## [Exercise instructions]
Search the data below for the string "http" and copy all lines where it shows up.

## [Data in this exercise]
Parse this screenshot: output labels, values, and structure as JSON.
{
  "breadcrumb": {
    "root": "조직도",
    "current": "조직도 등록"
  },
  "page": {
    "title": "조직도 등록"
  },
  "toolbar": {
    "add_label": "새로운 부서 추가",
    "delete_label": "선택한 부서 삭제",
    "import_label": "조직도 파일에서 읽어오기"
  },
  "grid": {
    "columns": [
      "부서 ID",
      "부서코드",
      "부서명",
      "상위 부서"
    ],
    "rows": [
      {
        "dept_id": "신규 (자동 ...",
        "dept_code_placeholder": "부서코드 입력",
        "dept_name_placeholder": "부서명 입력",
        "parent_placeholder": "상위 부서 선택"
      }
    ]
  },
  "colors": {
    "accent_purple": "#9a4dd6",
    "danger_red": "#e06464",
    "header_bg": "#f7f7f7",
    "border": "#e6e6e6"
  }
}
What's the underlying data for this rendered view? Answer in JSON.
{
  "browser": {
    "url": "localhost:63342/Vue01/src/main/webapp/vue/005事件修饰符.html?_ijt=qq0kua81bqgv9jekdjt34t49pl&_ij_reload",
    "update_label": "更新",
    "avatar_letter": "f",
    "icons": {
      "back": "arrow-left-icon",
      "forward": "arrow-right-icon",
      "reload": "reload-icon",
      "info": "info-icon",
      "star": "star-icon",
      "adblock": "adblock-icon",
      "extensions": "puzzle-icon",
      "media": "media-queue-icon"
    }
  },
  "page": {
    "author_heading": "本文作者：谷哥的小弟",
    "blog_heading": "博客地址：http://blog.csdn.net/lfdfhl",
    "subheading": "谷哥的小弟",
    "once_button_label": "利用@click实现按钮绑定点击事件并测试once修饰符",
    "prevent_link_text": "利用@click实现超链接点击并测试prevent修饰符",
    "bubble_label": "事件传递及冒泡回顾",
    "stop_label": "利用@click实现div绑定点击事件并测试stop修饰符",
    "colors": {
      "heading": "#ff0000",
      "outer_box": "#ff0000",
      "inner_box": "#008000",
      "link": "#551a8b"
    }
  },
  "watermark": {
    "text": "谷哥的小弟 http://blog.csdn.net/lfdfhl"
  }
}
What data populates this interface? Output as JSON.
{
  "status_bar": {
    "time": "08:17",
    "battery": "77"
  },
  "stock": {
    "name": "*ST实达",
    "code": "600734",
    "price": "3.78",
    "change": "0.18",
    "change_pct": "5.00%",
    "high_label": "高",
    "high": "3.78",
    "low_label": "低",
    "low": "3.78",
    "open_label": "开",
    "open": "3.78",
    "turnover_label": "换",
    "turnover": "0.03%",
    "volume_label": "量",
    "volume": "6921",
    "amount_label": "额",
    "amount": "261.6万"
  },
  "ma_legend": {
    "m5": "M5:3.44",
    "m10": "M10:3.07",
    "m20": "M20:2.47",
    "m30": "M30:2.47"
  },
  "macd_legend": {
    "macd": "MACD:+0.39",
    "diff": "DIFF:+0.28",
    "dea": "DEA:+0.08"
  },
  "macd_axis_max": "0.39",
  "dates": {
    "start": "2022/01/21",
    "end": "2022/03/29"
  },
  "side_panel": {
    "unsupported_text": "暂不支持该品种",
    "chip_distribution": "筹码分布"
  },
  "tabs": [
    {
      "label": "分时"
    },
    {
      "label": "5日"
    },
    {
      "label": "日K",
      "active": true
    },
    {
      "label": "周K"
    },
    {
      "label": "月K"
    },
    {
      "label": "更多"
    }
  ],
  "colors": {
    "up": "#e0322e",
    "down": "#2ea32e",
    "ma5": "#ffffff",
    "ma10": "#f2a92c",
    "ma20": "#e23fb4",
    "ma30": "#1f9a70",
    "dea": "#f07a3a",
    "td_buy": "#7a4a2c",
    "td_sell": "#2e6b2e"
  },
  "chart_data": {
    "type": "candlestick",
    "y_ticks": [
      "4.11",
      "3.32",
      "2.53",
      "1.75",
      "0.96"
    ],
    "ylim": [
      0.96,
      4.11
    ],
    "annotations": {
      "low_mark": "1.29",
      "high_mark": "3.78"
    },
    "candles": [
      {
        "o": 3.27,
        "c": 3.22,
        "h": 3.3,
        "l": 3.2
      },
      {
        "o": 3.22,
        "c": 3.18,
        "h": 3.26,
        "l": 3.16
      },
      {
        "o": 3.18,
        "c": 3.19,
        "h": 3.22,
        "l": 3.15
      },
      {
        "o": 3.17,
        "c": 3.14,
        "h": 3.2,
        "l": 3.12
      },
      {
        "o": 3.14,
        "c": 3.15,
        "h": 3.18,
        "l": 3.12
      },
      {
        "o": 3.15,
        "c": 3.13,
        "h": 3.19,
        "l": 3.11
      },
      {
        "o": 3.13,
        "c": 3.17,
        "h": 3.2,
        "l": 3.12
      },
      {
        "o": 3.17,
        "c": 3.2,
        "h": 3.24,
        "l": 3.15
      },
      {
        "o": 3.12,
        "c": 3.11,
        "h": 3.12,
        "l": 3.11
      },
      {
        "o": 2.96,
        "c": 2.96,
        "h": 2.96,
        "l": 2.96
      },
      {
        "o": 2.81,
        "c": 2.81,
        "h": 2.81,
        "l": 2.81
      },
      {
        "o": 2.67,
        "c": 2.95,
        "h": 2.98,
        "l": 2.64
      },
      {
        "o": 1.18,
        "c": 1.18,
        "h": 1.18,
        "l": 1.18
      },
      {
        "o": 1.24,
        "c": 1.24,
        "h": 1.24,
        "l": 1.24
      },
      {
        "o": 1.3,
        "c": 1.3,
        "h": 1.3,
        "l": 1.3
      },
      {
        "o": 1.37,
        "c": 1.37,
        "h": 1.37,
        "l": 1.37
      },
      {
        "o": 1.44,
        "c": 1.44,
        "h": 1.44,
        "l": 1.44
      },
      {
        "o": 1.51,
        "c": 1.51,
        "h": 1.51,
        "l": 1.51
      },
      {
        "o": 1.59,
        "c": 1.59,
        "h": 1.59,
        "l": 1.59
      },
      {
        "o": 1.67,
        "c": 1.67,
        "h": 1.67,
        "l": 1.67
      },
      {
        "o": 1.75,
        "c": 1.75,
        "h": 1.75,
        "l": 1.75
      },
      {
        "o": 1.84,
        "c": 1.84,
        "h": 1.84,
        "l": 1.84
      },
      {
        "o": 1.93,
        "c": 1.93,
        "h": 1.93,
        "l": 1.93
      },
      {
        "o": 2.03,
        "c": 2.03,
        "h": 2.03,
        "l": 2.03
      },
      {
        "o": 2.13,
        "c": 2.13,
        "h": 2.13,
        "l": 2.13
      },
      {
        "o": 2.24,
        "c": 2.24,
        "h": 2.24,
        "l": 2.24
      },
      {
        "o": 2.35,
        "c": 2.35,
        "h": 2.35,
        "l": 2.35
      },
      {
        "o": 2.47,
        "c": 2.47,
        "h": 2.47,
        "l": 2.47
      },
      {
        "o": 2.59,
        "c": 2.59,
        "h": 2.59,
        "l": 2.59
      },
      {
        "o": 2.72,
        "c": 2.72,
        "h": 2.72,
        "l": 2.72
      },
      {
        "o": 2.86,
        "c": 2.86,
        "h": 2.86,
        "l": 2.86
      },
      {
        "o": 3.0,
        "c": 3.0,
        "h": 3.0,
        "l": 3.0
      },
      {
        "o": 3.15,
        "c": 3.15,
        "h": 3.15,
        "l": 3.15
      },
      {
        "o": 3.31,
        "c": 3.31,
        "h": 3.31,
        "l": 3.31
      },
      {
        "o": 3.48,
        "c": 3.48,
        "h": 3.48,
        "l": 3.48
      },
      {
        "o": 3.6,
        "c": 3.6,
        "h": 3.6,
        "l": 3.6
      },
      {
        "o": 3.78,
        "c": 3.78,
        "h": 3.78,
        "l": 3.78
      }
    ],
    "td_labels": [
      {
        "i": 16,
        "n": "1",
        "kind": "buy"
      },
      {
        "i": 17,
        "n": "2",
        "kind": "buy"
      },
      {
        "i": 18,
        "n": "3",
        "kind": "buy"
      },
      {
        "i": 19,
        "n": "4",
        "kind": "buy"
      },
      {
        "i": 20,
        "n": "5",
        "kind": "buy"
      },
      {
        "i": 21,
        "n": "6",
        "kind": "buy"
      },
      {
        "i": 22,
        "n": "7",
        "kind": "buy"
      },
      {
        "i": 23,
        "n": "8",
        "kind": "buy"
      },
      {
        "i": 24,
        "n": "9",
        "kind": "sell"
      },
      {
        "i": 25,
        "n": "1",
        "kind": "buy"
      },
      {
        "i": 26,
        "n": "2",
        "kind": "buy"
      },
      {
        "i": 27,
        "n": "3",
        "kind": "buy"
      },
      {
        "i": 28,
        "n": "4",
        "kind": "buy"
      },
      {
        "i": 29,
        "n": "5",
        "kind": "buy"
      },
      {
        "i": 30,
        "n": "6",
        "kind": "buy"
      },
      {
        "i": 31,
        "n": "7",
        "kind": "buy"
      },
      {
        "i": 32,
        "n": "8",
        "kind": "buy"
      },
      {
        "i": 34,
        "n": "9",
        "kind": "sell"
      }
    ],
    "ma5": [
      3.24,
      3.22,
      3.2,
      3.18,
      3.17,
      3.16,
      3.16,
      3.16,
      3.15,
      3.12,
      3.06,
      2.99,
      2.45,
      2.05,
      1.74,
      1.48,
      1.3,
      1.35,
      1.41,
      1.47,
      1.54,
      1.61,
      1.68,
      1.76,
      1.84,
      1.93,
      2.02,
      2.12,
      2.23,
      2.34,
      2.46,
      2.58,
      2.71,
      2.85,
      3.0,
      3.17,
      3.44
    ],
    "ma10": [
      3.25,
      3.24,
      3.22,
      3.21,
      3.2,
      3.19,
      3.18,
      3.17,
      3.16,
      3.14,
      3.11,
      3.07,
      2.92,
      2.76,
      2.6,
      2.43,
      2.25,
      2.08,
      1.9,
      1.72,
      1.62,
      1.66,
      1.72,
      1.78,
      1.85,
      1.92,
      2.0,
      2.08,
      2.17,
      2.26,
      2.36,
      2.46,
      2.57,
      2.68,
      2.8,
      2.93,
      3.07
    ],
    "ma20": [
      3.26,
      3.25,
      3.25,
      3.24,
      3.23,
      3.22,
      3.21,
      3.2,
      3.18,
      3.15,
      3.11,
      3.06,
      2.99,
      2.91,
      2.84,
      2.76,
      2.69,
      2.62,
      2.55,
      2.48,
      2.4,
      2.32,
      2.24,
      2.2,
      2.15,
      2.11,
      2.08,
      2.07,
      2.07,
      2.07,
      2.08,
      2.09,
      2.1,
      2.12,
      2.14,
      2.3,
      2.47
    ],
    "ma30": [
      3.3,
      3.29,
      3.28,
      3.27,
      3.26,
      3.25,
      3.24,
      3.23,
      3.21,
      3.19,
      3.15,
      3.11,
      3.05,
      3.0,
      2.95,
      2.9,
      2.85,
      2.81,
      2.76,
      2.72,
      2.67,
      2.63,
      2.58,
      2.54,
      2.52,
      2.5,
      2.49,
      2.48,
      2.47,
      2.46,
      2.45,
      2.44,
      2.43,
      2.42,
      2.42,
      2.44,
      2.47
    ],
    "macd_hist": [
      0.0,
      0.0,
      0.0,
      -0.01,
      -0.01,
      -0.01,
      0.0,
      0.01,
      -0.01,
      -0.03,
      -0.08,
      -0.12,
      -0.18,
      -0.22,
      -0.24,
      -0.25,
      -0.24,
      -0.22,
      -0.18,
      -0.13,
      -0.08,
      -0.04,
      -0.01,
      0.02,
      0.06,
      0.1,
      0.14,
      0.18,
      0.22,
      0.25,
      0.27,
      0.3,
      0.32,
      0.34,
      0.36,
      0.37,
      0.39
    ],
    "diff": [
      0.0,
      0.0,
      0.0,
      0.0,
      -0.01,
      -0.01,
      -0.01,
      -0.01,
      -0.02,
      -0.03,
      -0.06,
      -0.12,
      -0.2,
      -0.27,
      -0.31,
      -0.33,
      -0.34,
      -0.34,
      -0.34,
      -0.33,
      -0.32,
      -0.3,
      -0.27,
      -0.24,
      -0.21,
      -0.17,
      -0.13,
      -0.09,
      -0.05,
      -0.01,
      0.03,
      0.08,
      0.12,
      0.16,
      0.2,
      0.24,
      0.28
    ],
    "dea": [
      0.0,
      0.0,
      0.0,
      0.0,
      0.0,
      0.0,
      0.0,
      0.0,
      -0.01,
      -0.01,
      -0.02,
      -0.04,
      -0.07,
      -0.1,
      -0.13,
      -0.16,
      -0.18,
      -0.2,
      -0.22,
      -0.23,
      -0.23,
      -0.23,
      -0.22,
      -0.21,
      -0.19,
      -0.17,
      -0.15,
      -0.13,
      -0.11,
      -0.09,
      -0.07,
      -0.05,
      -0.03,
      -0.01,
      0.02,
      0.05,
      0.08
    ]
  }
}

## [Reply to the task]
    "blog_heading": "博客地址：http://blog.csdn.net/lfdfhl",
    "text": "谷哥的小弟 http://blog.csdn.net/lfdfhl"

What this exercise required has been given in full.